Health News Articles

New Technology: Diagnosing and Staging Cancer

May 5, 2014
Diagnosing cancer is the first step toward treatment, and advanced technology is crucial to this process. John Heim, MD (pictured), a thoracic surgeon at University Medical Center of Princeton (UMCP), is using the Endoscopic Bronchial Ultrasound (EBUS) for diagnosing and staging lung and bronchial cancers. 


Minimally Invasive Testing
EBUS uses a miniaturized ultrasound probe in a specially designed bronchoscope, so that the physician can move the probe within the airway to get ultrasound images of the surrounding area. With this approach, the doctor can have a complete, real-time view of the structure of the lesion—its size, shape and location—before performing the needle aspiration and sending the sample off for testing. EBUS was invented to help ensure patients have cancer staged accurately in a minimally invasive fashion. 

Moving Into Treatment
Diagnosing and staging cancer is an important part of determining a patient’s treatment plan. Dr. Heim, who is board certified in general and thoracic surgery, notes that lung cancers are often not found until later stages, so accuracy and speed in staging is crucial. With advanced, up-to-date technologies such as EBUS, the staging process is faster and more accurate, allowing doctor and patient to move ahead with treatment. 

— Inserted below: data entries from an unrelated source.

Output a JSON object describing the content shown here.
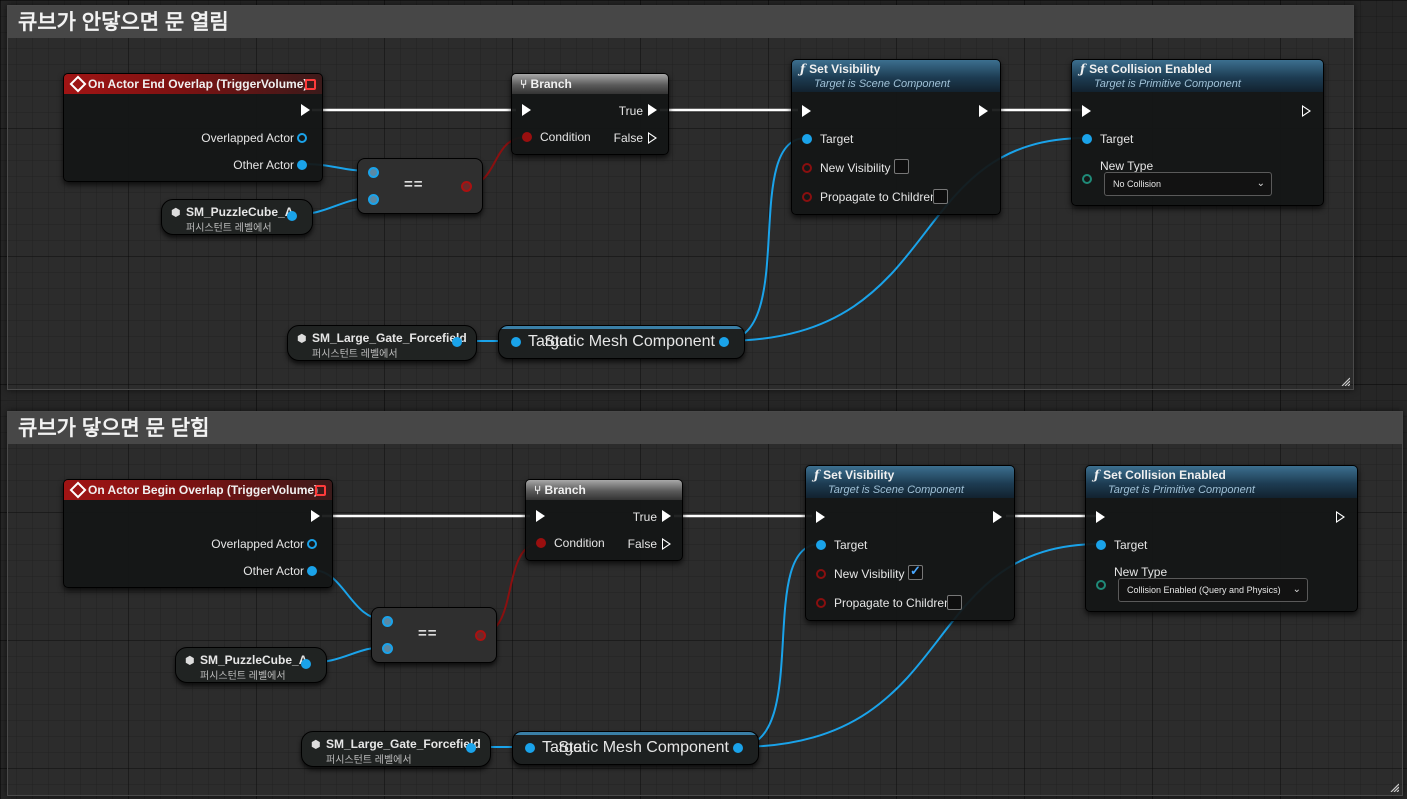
{
  "comments": [
    {
      "title": "큐브가 안닿으면 문 열림",
      "event": {
        "title": "On Actor End Overlap (TriggerVolume)",
        "overlapped_actor": "Overlapped Actor",
        "other_actor": "Other Actor"
      },
      "cube_ref": {
        "name": "SM_PuzzleCube_A",
        "sub": "퍼시스턴트 레벨에서"
      },
      "equals": {
        "symbol": "=="
      },
      "branch": {
        "title": "Branch",
        "true_label": "True",
        "condition_label": "Condition",
        "false_label": "False"
      },
      "gate_ref": {
        "name": "SM_Large_Gate_Forcefield",
        "sub": "퍼시스턴트 레벨에서"
      },
      "getter": {
        "target_label": "Target",
        "output_label": "Static Mesh Component"
      },
      "set_visibility": {
        "title": "Set Visibility",
        "subtitle": "Target is Scene Component",
        "target_label": "Target",
        "new_visibility_label": "New Visibility",
        "new_visibility_checked": false,
        "propagate_label": "Propagate to Children",
        "propagate_checked": false
      },
      "set_collision": {
        "title": "Set Collision Enabled",
        "subtitle": "Target is Primitive Component",
        "target_label": "Target",
        "new_type_label": "New Type",
        "new_type_value": "No Collision"
      }
    },
    {
      "title": "큐브가 닿으면 문 닫힘",
      "event": {
        "title": "On Actor Begin Overlap (TriggerVolume)",
        "overlapped_actor": "Overlapped Actor",
        "other_actor": "Other Actor"
      },
      "cube_ref": {
        "name": "SM_PuzzleCube_A",
        "sub": "퍼시스턴트 레벨에서"
      },
      "equals": {
        "symbol": "=="
      },
      "branch": {
        "title": "Branch",
        "true_label": "True",
        "condition_label": "Condition",
        "false_label": "False"
      },
      "gate_ref": {
        "name": "SM_Large_Gate_Forcefield",
        "sub": "퍼시스턴트 레벨에서"
      },
      "getter": {
        "target_label": "Target",
        "output_label": "Static Mesh Component"
      },
      "set_visibility": {
        "title": "Set Visibility",
        "subtitle": "Target is Scene Component",
        "target_label": "Target",
        "new_visibility_label": "New Visibility",
        "new_visibility_checked": true,
        "propagate_label": "Propagate to Children",
        "propagate_checked": false
      },
      "set_collision": {
        "title": "Set Collision Enabled",
        "subtitle": "Target is Primitive Component",
        "target_label": "Target",
        "new_type_label": "New Type",
        "new_type_value": "Collision Enabled (Query and Physics)"
      }
    }
  ],
  "colors": {
    "exec_wire": "#ffffff",
    "object_wire": "#1aa3ea",
    "bool_wire": "#8a1010",
    "event_header": "#a11414",
    "function_header": "#3c6f8f"
  },
  "icons": {
    "event": "event-diamond-icon",
    "branch": "branch-icon",
    "function": "function-icon",
    "actor": "actor-cube-icon",
    "close": "close-icon",
    "dropdown": "chevron-down-icon",
    "resize": "resize-grip-icon"
  }
}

EBUS is an outpatient procedure. UMCP has state-of-the-art operating rooms with advanced imaging that allows for accurate and safe biopsy of patients. With EBUS, patients can receive their treatment and head home to rest the same day. 

For more information on diagnosing lung and bronchial cancer or to find a thoracic surgeon affiliated with Princeton Medicine, call 1.800.FIND.A.DR (1.800.346.3237) or visit www.princetonmedicine.org.